▶ _TASK OBJECTIVE_
Reproduce every line of the data, exactly and without its pictures.

──────── EXERCISE DATA ────────

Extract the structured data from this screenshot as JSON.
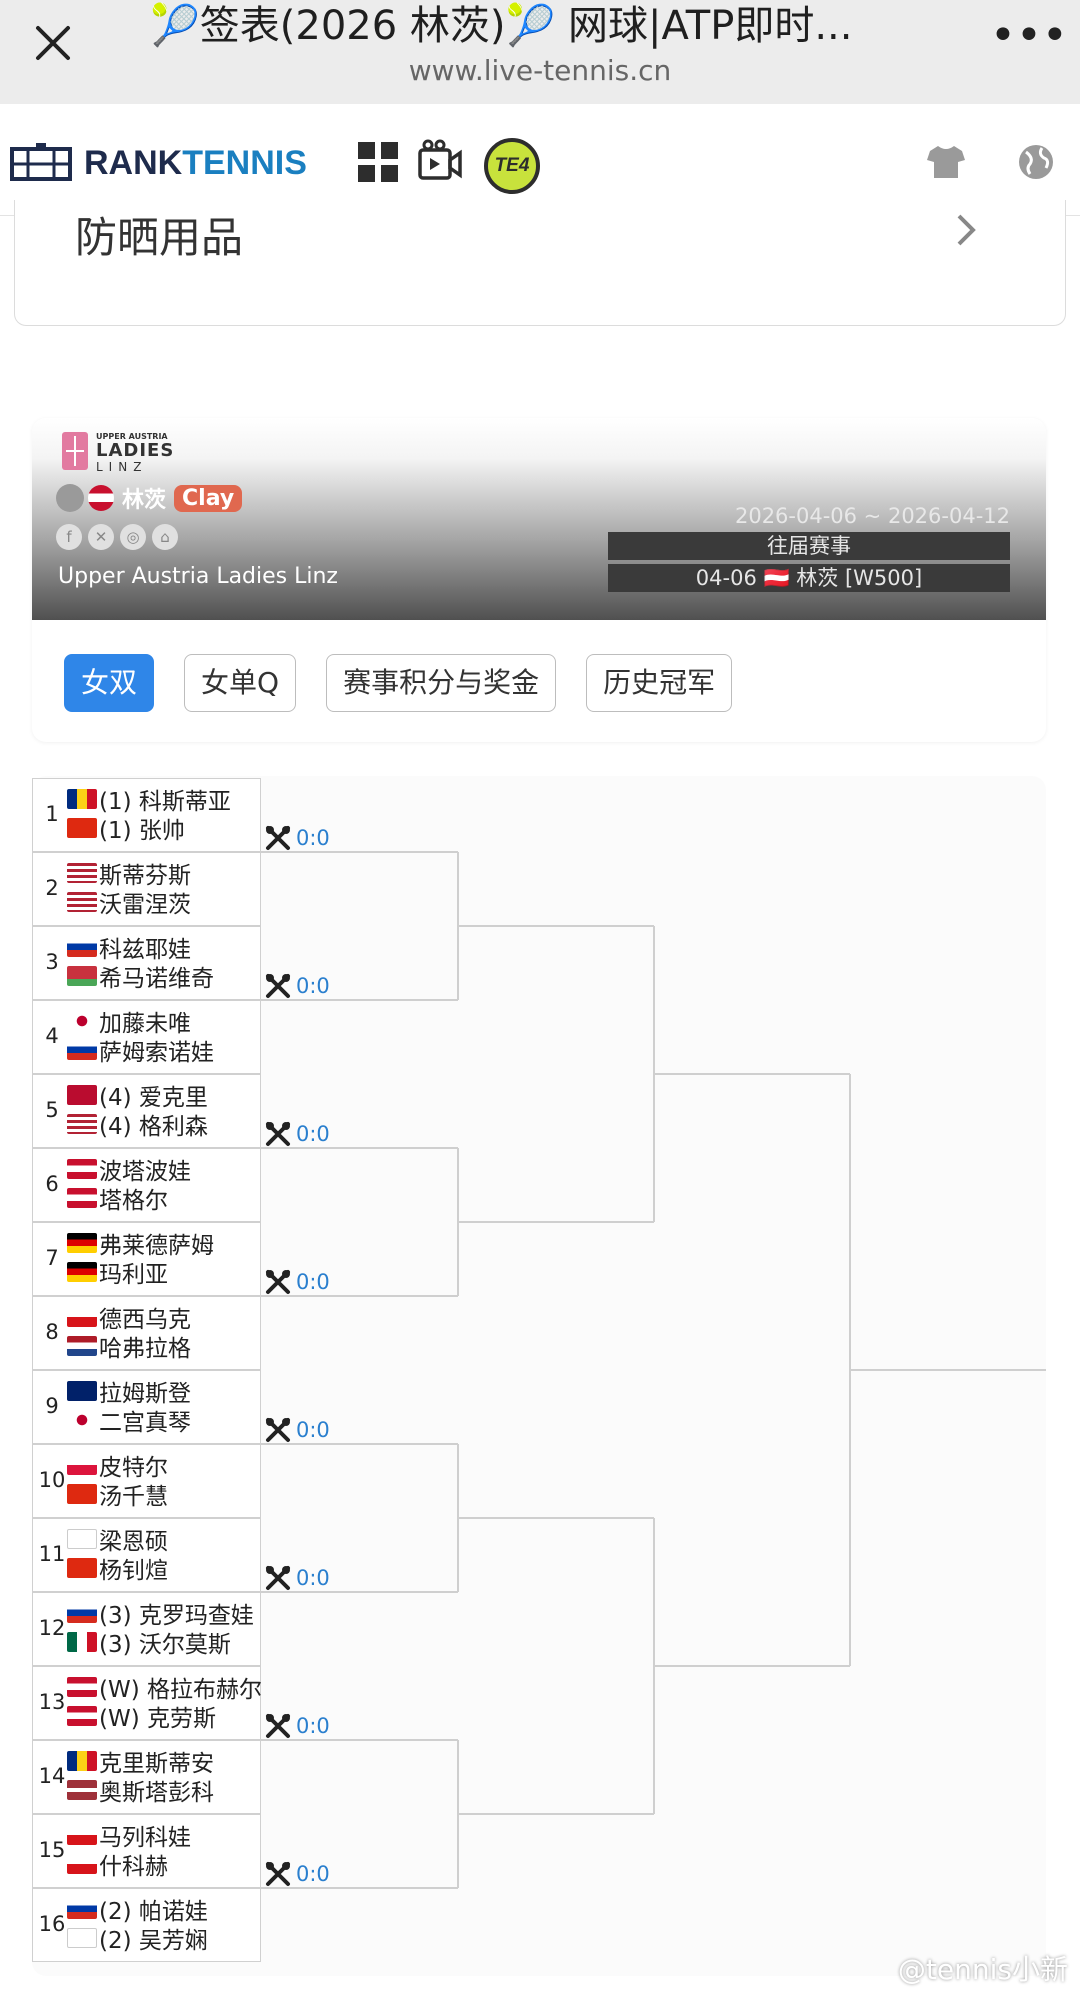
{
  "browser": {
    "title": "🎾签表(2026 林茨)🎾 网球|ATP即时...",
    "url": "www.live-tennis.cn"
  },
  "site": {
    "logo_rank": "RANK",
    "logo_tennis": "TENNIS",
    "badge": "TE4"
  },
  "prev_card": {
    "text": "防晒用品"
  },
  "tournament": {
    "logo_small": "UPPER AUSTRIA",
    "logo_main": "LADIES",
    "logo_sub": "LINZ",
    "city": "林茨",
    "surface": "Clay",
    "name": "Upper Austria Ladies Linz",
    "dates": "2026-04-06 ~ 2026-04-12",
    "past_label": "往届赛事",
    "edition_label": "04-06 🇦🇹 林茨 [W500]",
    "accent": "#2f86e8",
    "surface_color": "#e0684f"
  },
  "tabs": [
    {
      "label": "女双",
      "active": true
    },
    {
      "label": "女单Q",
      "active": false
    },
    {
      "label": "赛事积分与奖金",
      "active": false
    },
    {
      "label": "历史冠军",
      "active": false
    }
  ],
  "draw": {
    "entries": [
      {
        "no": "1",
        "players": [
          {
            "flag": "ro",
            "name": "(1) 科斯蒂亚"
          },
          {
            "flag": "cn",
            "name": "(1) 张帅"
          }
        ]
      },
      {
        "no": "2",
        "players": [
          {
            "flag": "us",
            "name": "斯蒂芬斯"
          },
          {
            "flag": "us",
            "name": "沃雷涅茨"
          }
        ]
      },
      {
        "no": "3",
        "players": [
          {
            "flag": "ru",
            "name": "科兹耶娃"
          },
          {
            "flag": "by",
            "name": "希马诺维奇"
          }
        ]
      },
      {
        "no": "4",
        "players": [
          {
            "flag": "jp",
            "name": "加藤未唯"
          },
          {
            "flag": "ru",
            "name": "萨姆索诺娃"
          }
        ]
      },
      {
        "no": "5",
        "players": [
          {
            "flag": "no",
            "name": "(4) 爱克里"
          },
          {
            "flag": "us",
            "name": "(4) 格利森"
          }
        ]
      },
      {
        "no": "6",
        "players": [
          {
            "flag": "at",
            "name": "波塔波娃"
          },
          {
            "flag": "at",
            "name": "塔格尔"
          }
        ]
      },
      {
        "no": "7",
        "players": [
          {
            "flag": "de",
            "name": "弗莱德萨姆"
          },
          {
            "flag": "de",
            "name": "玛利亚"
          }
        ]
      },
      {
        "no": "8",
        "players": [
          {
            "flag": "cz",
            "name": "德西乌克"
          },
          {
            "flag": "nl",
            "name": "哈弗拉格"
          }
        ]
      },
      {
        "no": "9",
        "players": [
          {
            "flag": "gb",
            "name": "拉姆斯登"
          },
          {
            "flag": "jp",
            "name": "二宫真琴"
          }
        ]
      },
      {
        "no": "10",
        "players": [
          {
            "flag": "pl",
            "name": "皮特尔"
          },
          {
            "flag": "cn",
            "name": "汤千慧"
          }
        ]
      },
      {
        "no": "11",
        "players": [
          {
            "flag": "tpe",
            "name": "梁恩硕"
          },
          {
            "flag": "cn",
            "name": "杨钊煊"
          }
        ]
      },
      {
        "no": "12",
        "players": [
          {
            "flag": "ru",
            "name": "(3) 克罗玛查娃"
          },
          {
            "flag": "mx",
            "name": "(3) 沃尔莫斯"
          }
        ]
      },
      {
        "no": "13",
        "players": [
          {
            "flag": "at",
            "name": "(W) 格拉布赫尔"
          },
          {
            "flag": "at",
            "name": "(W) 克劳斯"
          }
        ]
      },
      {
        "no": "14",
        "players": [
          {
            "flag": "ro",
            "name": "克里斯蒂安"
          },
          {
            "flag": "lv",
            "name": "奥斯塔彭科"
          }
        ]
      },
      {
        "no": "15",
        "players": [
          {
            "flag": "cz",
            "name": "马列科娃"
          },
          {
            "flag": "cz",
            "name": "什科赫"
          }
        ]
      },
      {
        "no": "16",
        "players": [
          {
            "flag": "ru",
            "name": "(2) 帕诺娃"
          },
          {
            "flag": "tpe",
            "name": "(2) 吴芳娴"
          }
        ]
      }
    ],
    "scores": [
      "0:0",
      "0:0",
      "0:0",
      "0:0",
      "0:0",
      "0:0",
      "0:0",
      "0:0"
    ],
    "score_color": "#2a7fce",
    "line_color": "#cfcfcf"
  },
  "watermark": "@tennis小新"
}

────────

▶ _RESPONSE_
Extract the structured data from this screenshot as JSON.
{
  "browser": {
    "title": "🎾签表(2026 林茨)🎾 网球|ATP即时...",
    "url": "www.live-tennis.cn"
  },
  "site": {
    "logo_rank": "RANK",
    "logo_tennis": "TENNIS",
    "badge": "TE4"
  },
  "prev_card": {
    "text": "防晒用品"
  },
  "tournament": {
    "logo_small": "UPPER AUSTRIA",
    "logo_main": "LADIES",
    "logo_sub": "LINZ",
    "city": "林茨",
    "surface": "Clay",
    "name": "Upper Austria Ladies Linz",
    "dates": "2026-04-06 ~ 2026-04-12",
    "past_label": "往届赛事",
    "edition_label": "04-06 🇦🇹 林茨 [W500]",
    "accent": "#2f86e8",
    "surface_color": "#e0684f"
  },
  "tabs": [
    {
      "label": "女双",
      "active": true
    },
    {
      "label": "女单Q",
      "active": false
    },
    {
      "label": "赛事积分与奖金",
      "active": false
    },
    {
      "label": "历史冠军",
      "active": false
    }
  ],
  "draw": {
    "entries": [
      {
        "no": "1",
        "players": [
          {
            "flag": "ro",
            "name": "(1) 科斯蒂亚"
          },
          {
            "flag": "cn",
            "name": "(1) 张帅"
          }
        ]
      },
      {
        "no": "2",
        "players": [
          {
            "flag": "us",
            "name": "斯蒂芬斯"
          },
          {
            "flag": "us",
            "name": "沃雷涅茨"
          }
        ]
      },
      {
        "no": "3",
        "players": [
          {
            "flag": "ru",
            "name": "科兹耶娃"
          },
          {
            "flag": "by",
            "name": "希马诺维奇"
          }
        ]
      },
      {
        "no": "4",
        "players": [
          {
            "flag": "jp",
            "name": "加藤未唯"
          },
          {
            "flag": "ru",
            "name": "萨姆索诺娃"
          }
        ]
      },
      {
        "no": "5",
        "players": [
          {
            "flag": "no",
            "name": "(4) 爱克里"
          },
          {
            "flag": "us",
            "name": "(4) 格利森"
          }
        ]
      },
      {
        "no": "6",
        "players": [
          {
            "flag": "at",
            "name": "波塔波娃"
          },
          {
            "flag": "at",
            "name": "塔格尔"
          }
        ]
      },
      {
        "no": "7",
        "players": [
          {
            "flag": "de",
            "name": "弗莱德萨姆"
          },
          {
            "flag": "de",
            "name": "玛利亚"
          }
        ]
      },
      {
        "no": "8",
        "players": [
          {
            "flag": "cz",
            "name": "德西乌克"
          },
          {
            "flag": "nl",
            "name": "哈弗拉格"
          }
        ]
      },
      {
        "no": "9",
        "players": [
          {
            "flag": "gb",
            "name": "拉姆斯登"
          },
          {
            "flag": "jp",
            "name": "二宫真琴"
          }
        ]
      },
      {
        "no": "10",
        "players": [
          {
            "flag": "pl",
            "name": "皮特尔"
          },
          {
            "flag": "cn",
            "name": "汤千慧"
          }
        ]
      },
      {
        "no": "11",
        "players": [
          {
            "flag": "tpe",
            "name": "梁恩硕"
          },
          {
            "flag": "cn",
            "name": "杨钊煊"
          }
        ]
      },
      {
        "no": "12",
        "players": [
          {
            "flag": "ru",
            "name": "(3) 克罗玛查娃"
          },
          {
            "flag": "mx",
            "name": "(3) 沃尔莫斯"
          }
        ]
      },
      {
        "no": "13",
        "players": [
          {
            "flag": "at",
            "name": "(W) 格拉布赫尔"
          },
          {
            "flag": "at",
            "name": "(W) 克劳斯"
          }
        ]
      },
      {
        "no": "14",
        "players": [
          {
            "flag": "ro",
            "name": "克里斯蒂安"
          },
          {
            "flag": "lv",
            "name": "奥斯塔彭科"
          }
        ]
      },
      {
        "no": "15",
        "players": [
          {
            "flag": "cz",
            "name": "马列科娃"
          },
          {
            "flag": "cz",
            "name": "什科赫"
          }
        ]
      },
      {
        "no": "16",
        "players": [
          {
            "flag": "ru",
            "name": "(2) 帕诺娃"
          },
          {
            "flag": "tpe",
            "name": "(2) 吴芳娴"
          }
        ]
      }
    ],
    "scores": [
      "0:0",
      "0:0",
      "0:0",
      "0:0",
      "0:0",
      "0:0",
      "0:0",
      "0:0"
    ],
    "score_color": "#2a7fce",
    "line_color": "#cfcfcf"
  },
  "watermark": "@tennis小新"
}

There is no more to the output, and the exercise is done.